BEGIN

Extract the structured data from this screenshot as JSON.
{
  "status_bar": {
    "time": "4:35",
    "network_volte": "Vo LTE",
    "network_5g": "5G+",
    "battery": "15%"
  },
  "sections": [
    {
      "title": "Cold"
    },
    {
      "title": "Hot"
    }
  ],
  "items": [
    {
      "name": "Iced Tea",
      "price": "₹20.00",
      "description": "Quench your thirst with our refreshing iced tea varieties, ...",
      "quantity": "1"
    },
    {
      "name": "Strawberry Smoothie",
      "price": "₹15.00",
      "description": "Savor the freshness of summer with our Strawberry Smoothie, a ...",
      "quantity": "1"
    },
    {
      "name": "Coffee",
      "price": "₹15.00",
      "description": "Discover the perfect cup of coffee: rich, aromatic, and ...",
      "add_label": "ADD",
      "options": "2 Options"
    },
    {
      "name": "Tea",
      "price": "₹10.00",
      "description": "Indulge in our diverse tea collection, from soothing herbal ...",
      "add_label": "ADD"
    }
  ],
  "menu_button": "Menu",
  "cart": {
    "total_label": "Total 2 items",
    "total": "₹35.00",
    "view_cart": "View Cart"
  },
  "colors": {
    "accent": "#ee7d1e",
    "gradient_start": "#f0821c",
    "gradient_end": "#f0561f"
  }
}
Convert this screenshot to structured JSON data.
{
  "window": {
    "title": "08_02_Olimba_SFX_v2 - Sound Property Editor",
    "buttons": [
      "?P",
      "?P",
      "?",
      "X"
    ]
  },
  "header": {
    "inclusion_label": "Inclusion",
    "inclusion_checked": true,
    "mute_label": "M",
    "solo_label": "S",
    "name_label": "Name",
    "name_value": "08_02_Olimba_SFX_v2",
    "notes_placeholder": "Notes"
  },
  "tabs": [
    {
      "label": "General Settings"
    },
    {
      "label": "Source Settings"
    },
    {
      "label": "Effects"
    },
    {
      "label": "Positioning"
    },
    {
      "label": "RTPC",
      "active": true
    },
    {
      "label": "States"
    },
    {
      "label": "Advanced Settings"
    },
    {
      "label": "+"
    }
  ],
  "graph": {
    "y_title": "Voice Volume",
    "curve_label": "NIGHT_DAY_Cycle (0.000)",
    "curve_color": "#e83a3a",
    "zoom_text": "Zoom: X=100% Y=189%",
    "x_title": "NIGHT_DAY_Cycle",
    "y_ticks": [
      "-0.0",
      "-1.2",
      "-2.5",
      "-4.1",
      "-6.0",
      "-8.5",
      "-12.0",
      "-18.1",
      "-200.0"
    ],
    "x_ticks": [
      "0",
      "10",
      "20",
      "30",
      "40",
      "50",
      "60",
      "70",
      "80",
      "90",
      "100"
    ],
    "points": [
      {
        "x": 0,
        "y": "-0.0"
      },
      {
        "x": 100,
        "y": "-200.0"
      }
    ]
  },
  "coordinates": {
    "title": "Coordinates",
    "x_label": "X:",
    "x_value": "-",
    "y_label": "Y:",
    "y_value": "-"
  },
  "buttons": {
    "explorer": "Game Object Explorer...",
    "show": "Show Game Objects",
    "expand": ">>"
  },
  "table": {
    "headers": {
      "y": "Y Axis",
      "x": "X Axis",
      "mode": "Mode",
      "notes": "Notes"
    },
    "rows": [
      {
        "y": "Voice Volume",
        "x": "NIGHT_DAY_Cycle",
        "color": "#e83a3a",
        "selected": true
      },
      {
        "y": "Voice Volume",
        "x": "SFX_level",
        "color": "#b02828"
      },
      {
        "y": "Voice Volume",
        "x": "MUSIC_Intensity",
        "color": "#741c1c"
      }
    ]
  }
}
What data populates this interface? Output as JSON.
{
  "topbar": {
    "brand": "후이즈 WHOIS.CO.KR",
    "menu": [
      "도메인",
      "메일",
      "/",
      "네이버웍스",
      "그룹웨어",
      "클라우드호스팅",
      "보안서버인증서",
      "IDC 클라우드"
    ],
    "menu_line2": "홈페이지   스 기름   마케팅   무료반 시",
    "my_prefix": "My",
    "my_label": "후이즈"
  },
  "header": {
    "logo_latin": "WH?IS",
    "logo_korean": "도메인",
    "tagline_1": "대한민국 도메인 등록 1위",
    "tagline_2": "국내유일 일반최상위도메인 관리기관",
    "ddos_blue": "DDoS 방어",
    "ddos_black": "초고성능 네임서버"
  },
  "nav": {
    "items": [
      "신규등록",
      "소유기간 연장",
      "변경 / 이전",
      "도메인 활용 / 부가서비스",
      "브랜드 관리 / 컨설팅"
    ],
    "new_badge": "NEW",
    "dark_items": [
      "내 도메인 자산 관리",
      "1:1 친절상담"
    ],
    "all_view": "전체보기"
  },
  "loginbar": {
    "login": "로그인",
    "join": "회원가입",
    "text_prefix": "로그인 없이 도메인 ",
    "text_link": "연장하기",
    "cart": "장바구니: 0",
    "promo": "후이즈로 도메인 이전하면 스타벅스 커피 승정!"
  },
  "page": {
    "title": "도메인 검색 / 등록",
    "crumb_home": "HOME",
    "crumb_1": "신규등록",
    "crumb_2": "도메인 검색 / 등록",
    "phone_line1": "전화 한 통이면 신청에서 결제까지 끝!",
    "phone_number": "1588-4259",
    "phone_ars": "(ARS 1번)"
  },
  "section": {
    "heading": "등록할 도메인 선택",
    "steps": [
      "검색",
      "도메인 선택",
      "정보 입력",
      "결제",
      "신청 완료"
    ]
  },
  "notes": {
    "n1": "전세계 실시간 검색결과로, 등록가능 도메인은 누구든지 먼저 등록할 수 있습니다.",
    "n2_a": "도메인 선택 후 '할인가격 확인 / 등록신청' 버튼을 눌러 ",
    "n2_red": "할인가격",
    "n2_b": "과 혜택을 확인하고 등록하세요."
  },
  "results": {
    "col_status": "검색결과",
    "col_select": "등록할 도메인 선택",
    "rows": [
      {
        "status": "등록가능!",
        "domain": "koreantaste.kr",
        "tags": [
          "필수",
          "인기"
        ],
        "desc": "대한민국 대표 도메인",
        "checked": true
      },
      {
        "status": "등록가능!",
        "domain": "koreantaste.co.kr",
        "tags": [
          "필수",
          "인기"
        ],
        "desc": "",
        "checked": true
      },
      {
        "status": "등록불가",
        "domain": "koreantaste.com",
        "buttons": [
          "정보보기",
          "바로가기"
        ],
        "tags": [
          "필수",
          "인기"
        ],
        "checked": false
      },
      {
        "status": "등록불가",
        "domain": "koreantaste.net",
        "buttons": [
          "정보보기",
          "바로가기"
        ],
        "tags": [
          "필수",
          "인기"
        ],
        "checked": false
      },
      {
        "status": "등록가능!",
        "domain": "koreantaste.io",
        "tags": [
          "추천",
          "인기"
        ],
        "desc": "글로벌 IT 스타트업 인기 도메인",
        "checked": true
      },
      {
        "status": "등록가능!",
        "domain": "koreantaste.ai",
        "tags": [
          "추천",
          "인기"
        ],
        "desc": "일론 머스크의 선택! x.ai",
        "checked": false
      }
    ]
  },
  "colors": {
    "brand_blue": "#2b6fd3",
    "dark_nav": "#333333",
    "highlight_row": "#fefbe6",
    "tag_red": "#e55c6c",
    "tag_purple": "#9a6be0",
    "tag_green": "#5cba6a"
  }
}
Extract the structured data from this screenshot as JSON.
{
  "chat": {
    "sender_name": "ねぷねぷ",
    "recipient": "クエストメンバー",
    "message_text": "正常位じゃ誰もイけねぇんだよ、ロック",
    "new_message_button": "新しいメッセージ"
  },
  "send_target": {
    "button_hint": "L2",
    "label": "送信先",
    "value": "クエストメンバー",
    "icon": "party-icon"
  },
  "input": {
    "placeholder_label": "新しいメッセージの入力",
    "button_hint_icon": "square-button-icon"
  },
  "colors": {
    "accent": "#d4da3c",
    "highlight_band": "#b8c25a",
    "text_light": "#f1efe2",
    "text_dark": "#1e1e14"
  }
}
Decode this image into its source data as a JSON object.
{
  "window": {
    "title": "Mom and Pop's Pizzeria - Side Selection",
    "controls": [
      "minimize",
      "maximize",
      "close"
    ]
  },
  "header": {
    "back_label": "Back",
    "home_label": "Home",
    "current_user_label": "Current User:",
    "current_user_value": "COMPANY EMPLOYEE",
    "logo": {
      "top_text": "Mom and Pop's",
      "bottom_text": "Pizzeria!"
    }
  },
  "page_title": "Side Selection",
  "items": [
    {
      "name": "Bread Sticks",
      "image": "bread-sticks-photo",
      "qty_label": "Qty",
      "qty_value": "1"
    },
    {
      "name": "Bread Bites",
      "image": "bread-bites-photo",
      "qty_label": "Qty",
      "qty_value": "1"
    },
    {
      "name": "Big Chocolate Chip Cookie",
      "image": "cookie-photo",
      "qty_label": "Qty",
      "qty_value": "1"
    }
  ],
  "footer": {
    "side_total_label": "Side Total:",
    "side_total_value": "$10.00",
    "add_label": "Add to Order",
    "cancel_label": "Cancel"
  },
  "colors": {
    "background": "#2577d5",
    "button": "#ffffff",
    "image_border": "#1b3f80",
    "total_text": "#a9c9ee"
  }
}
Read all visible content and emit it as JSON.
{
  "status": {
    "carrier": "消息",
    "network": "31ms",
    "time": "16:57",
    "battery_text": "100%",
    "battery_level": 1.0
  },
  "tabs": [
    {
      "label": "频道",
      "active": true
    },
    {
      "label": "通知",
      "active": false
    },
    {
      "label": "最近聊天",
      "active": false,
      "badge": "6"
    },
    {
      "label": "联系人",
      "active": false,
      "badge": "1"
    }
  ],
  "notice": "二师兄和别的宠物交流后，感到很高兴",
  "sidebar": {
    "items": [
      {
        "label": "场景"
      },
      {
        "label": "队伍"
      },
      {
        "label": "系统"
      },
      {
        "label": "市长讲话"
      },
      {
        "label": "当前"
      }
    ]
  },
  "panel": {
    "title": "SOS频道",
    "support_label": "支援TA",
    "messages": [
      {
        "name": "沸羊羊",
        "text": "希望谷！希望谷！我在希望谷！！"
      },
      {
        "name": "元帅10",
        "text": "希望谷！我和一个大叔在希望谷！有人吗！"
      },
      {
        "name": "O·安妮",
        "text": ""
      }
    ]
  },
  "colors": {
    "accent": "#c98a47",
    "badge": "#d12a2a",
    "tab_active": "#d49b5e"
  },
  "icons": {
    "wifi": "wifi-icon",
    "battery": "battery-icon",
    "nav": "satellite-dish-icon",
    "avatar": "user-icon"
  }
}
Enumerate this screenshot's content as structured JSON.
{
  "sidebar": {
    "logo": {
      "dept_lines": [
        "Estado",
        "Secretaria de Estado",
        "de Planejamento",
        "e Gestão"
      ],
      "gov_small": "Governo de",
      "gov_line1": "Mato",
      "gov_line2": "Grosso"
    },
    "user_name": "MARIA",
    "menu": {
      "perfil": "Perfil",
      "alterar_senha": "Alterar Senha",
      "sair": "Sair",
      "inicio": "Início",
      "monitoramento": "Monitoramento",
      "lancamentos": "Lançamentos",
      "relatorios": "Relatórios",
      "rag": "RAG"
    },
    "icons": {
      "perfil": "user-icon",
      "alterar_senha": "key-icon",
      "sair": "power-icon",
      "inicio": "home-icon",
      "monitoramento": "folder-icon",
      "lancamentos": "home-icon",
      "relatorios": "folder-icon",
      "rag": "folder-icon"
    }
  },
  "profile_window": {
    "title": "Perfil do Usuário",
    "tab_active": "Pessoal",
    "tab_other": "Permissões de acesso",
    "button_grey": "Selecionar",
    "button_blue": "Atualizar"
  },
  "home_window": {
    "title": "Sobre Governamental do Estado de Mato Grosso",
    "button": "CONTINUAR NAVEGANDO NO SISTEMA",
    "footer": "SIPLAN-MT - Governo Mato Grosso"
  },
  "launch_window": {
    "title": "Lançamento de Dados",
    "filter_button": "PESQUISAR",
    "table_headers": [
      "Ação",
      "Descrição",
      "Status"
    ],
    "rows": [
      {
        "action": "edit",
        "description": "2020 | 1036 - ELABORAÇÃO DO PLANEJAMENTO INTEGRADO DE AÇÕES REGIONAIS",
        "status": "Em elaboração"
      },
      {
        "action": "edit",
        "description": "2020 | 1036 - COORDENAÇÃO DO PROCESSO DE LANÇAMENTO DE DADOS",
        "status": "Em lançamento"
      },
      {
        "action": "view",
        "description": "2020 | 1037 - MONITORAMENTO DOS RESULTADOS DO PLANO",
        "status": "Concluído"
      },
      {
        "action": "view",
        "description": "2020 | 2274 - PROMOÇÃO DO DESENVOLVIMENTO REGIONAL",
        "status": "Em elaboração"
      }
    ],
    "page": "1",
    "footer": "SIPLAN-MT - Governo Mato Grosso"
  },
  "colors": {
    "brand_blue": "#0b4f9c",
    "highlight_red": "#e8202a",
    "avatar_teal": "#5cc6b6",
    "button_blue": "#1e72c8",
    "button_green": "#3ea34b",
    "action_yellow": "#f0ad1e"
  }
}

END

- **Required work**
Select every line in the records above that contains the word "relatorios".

- **Response to this task**
      "relatorios": "Relatórios",
      "relatorios": "folder-icon",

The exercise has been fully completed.